How to know if someone is drowning:
We usually think that someone drowning would be kicking and screaming, attracting attention and crying for help. This is usually not the case, as the person might already be unconscious and not making an effort to stay afloat any longer. Here is how to spot an emergency:
- The swimmer’s head will be under the water, with the mouth close to the surface.
- The swimmer’s head will be tilting backwards, with the mouth open.
- The swimmer’s arms will be stretched to the side and the legs will be motionless.
- The swimmer will not flick any hair out of their face.
When you spot an emergency, do the following:
- If you notice one or two of the above signs in a swimmer, do not waste any time. Try to grab the swimmer’s attention. If he or she doesn’t respond, it’s time to act fast.
- Call for help if you are not strong enough to swim to the victim yourself. Only go into the water if you are perfectly capable of swimming.
- If the swimmer is now completely under the water, grab the person by the hand, armpits or hair once you are within reach. If possible, push yourself hard from the bottom of the pool or seabed to gain strength and momentum. Once you are in control and have the person in your grip, get their head above the surface of the water as soon as possible.
- Get the swimmer to the shore or out of the pool as quickly as possible. If a broken neck or spine is suspected (in the case of dangerous dives), the person should be placed on a flat board or stretcher.
- If you don’t suspect a neck or spine fracture, lay the person over your knee on their stomach so that water can be cleared out of the nose and throat. Ensure that there are no foreign objects, mucus or vomit in the mouth and call an ambulance immediately.
- In the meantime, check for a pulse, whether the pupils of the eyes react to light and whether breathing is possible. Start CPR and continue until the ambulance arrives or the person starts to breathe.
Remember that these are only the primary steps to be taken in an emergency.
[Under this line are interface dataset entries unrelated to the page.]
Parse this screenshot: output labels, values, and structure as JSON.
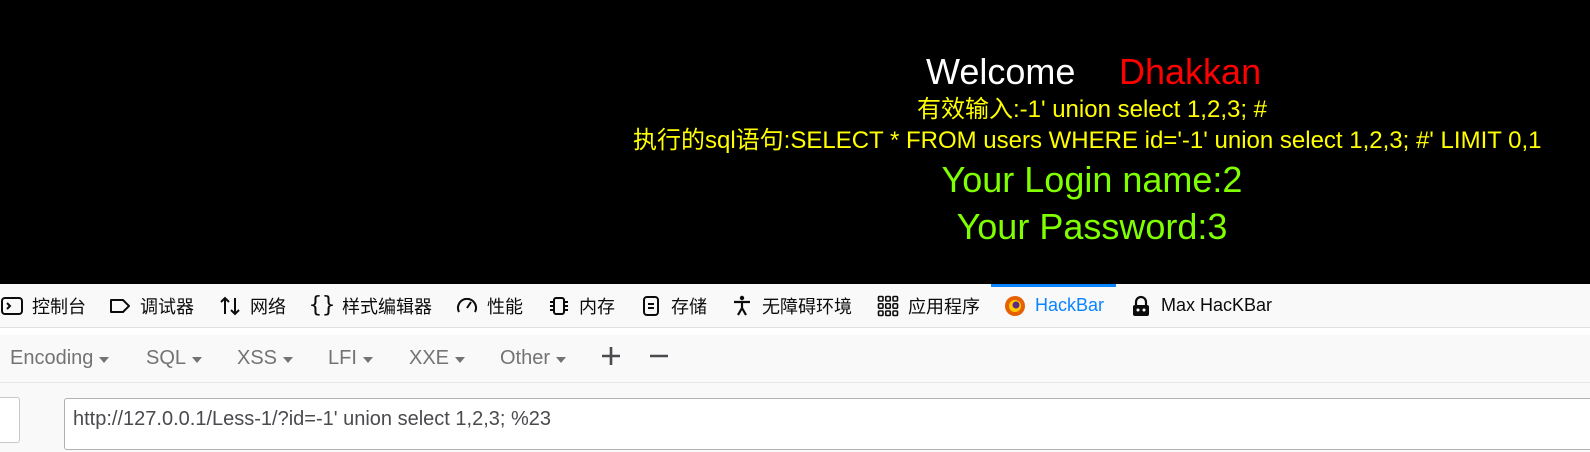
{
  "page": {
    "welcome": "Welcome",
    "username": "Dhakkan",
    "input_line": "有效输入:-1' union select 1,2,3; #",
    "sql_line": "执行的sql语句:SELECT * FROM users WHERE id='-1' union select 1,2,3; #' LIMIT 0,1",
    "login_line": "Your Login name:2",
    "password_line": "Your Password:3"
  },
  "devtools": {
    "tabs": [
      {
        "label": "控制台",
        "icon": "console-icon"
      },
      {
        "label": "调试器",
        "icon": "debugger-icon"
      },
      {
        "label": "网络",
        "icon": "network-icon"
      },
      {
        "label": "样式编辑器",
        "icon": "style-editor-icon"
      },
      {
        "label": "性能",
        "icon": "performance-icon"
      },
      {
        "label": "内存",
        "icon": "memory-icon"
      },
      {
        "label": "存储",
        "icon": "storage-icon"
      },
      {
        "label": "无障碍环境",
        "icon": "accessibility-icon"
      },
      {
        "label": "应用程序",
        "icon": "application-icon"
      },
      {
        "label": "HackBar",
        "icon": "hackbar-icon",
        "selected": true
      },
      {
        "label": "Max HacKBar",
        "icon": "max-hackbar-icon"
      }
    ]
  },
  "hackbar": {
    "menus": [
      "Encoding",
      "SQL",
      "XSS",
      "LFI",
      "XXE",
      "Other"
    ],
    "add_symbol": "+",
    "remove_symbol": "−",
    "url": "http://127.0.0.1/Less-1/?id=-1' union select 1,2,3; %23"
  },
  "colors": {
    "page_bg": "#000000",
    "welcome": "#ffffff",
    "username": "#ff0000",
    "sql_text": "#ffff00",
    "result_text": "#7fff00",
    "selected_tab": "#0a84ff"
  }
}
It is imperative to call an ambulance or paramedics.
General swimming safety tips:
- Never leave young children unattended around the pool or in the ocean.
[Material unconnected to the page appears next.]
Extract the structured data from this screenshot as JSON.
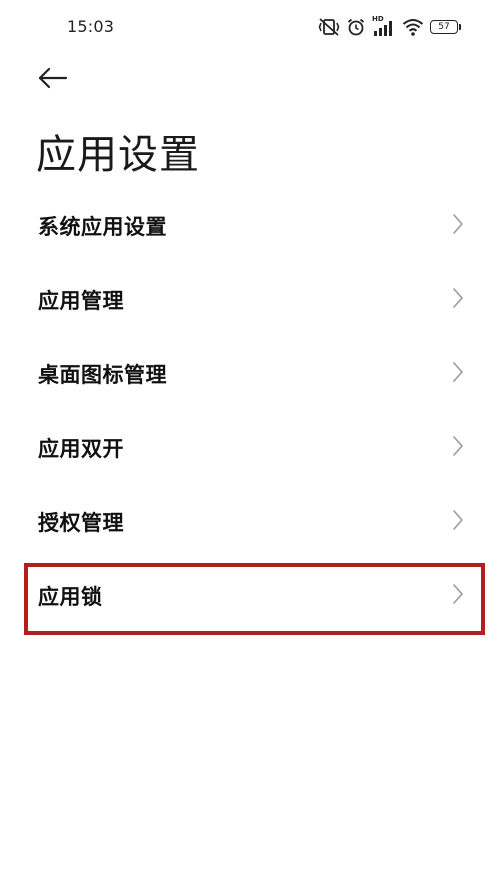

- When at the beach, always listen to the lifeguards and take note of irregular tides.
- Keep the area around the swimming pool clear from debris and obstacles that can cause someone to slip or get injured.
- Do not push yourself to the limit, whether it’s in the ocean or the pool. Even the strongest swimmer can get into trouble.
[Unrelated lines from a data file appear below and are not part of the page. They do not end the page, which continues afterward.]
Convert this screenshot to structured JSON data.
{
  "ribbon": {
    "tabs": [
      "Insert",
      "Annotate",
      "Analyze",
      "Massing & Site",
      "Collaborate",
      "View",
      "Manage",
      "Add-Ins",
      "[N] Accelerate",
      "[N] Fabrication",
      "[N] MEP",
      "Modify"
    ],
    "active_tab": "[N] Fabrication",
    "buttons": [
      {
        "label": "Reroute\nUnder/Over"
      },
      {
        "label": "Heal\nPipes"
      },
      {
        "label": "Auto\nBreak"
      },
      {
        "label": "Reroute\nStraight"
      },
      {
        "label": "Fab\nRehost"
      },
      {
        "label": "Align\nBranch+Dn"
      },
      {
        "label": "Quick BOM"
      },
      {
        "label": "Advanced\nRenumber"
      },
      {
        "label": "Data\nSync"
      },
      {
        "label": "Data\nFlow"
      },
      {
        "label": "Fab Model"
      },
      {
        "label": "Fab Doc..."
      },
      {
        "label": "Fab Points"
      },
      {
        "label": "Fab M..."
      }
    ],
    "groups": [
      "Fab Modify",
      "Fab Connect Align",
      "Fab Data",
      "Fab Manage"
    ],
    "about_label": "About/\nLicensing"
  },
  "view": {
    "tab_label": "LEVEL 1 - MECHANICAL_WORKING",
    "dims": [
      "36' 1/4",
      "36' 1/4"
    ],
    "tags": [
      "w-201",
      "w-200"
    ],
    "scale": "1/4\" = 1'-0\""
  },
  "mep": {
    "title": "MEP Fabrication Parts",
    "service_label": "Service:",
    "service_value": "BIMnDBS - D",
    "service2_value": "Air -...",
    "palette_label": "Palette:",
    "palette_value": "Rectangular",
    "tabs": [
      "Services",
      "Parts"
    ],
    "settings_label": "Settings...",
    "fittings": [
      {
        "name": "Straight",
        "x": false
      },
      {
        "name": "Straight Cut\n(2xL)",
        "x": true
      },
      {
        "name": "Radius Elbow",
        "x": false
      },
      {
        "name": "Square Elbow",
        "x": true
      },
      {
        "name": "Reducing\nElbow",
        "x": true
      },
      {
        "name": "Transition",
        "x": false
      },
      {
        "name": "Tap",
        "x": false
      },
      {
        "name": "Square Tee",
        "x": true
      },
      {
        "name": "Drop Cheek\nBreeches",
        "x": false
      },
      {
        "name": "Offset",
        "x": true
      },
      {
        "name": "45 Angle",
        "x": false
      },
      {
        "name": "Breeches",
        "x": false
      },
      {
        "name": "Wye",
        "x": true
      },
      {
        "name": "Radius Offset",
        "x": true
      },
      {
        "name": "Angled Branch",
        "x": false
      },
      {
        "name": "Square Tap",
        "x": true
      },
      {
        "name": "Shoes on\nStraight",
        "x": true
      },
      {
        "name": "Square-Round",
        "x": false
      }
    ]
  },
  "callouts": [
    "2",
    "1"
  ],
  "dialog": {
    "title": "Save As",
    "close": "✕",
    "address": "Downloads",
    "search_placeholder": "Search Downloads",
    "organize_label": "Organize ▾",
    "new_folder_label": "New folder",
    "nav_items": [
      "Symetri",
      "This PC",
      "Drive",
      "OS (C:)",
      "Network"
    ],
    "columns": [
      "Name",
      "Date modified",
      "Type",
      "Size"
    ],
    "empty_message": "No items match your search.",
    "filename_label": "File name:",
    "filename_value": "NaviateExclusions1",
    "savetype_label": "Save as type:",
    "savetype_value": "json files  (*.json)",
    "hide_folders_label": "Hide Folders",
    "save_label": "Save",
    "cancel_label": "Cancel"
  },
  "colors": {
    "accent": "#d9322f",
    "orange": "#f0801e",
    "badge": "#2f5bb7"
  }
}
- Never swim at remote beaches. Stick to guarded beaches and swim in the designated areas.
- Never rely on floating aids as life jackets for safety.
- Ensure the safety of your family by making your children familiar with water and swimming from a young age.